One other thing this move shows is just how important China is as an automotive market for a lot of auto brands. If Porsche is willing to go this far to sell models, it speaks to just how much it values that market, further emphasised, I might add, by the accompanying decision to sell these “base” Boxster and Cayman models as China exclusives. That means that no other market in the world will get them.
Porsche could’ve done something far less drastic and just priced the flat-six Caymans and Boxsters right to where customers are comfortable purchasing them. Jan Roth himself said that some of these models’ biggest rivals - the Audi TT being one of them - is priced below that 600,000-renminbi amount that Chinese buyers would be comfortable in spending. Is cutting the price on the existing models a better alternative than creating a new base model and fitting smaller engines? That’s a question only Porsche can answer, although I do think that’s a reasonable query to pose at this moment.
At the end of the day, it’s Porsche’s decision to make and if the report from Automotive News Europe is accurate as I expect it to be, then it’s going to be interesting on how decides on prices for these two new base models and just as important, if this decision creates a precedent for Porsche and other automakers alike.
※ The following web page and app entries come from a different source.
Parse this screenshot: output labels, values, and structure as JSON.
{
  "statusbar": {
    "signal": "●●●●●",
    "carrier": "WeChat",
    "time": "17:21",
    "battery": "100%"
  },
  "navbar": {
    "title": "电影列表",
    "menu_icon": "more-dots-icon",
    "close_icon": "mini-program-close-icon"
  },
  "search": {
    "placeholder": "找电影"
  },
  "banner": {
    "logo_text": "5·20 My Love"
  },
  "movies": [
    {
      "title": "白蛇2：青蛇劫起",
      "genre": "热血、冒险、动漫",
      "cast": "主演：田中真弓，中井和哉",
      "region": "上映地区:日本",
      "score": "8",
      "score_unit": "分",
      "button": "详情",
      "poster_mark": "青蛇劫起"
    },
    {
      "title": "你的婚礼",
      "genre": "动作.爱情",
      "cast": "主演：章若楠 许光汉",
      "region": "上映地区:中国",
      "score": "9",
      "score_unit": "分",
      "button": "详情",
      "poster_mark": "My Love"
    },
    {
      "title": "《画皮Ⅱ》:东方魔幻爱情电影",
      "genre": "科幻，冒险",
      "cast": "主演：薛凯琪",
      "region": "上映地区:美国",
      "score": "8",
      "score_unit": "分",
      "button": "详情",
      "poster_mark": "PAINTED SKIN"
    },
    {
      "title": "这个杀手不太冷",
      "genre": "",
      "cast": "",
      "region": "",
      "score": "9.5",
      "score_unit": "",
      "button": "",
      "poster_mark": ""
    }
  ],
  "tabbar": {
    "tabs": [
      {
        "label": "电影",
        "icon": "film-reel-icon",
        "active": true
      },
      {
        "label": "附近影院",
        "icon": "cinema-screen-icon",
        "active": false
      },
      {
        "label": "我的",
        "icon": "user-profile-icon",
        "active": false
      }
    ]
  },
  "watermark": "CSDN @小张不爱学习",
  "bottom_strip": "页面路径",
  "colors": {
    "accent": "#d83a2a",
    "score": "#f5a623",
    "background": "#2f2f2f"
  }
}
Read our full review on the Porsche 718 Cayman here.
Read our full review on the Porsche 718 Boxster here.
Source: Automotive News